Prompt
Those lines of the data that hold the word "Presales" are to be copied out.

Material provided
_ _ _ _ _ _ _

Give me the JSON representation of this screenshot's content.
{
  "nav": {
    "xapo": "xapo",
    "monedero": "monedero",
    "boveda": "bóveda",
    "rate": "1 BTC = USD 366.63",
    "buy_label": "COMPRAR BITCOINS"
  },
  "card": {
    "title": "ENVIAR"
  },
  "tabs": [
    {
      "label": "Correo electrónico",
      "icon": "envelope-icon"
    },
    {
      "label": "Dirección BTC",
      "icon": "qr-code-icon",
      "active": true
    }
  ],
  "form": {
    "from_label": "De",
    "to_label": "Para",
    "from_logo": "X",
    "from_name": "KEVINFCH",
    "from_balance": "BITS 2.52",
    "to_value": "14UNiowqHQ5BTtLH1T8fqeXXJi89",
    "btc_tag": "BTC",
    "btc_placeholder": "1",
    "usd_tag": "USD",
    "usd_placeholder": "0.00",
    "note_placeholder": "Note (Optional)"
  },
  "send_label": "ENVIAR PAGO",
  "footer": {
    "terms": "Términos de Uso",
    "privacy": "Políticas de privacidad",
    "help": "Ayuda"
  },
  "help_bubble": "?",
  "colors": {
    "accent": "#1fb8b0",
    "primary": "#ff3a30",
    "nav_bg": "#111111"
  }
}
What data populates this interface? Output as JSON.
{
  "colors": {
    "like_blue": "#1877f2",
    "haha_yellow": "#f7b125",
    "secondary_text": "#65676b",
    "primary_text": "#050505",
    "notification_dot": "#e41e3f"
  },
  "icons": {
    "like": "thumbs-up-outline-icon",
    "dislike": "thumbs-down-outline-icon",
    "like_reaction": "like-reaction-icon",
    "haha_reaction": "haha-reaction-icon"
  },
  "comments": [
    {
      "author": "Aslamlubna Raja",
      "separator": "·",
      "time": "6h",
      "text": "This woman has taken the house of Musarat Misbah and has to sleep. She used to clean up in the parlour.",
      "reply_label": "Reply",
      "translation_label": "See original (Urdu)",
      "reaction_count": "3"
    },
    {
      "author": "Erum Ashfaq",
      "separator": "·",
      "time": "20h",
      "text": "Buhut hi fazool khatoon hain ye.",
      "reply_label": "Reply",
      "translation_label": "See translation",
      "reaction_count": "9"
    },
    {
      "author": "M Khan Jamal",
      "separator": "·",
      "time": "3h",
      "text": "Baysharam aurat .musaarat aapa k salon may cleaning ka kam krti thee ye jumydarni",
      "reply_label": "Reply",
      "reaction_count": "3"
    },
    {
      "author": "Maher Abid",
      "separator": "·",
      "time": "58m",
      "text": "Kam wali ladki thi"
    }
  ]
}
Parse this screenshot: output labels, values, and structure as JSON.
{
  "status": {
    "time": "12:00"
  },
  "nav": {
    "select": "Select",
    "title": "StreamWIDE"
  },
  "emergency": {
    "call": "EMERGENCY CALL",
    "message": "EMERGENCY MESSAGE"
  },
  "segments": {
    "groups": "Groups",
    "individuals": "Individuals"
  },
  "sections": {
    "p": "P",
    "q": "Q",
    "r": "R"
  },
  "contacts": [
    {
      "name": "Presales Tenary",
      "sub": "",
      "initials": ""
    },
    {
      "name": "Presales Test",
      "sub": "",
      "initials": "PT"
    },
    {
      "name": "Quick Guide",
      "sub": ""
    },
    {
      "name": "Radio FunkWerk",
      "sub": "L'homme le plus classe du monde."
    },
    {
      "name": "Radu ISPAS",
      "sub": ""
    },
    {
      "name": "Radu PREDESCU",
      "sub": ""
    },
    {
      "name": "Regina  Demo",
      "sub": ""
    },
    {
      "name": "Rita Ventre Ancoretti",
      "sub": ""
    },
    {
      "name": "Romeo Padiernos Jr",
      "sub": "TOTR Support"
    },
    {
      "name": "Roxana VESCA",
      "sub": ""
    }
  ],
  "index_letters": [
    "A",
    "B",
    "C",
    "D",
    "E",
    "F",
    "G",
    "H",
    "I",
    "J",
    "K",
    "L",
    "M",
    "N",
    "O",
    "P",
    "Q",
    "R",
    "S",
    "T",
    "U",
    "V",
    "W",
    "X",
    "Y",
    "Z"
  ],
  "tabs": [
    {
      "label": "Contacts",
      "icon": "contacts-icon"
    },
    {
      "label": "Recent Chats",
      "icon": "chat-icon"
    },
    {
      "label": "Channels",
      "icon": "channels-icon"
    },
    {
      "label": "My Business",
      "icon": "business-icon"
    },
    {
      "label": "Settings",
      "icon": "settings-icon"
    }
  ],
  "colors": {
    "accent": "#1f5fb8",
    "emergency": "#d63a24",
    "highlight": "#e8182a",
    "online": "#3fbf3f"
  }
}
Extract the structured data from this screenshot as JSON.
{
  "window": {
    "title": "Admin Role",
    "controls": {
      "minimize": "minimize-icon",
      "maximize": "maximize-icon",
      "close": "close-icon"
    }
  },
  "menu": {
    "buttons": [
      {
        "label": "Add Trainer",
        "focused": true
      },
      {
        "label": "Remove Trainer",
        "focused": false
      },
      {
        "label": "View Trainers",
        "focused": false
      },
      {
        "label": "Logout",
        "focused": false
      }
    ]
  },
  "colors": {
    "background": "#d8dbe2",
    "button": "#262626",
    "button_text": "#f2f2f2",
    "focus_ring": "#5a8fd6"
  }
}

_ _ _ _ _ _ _

Output for this task
      "name": "Presales Tenary",
      "name": "Presales Test",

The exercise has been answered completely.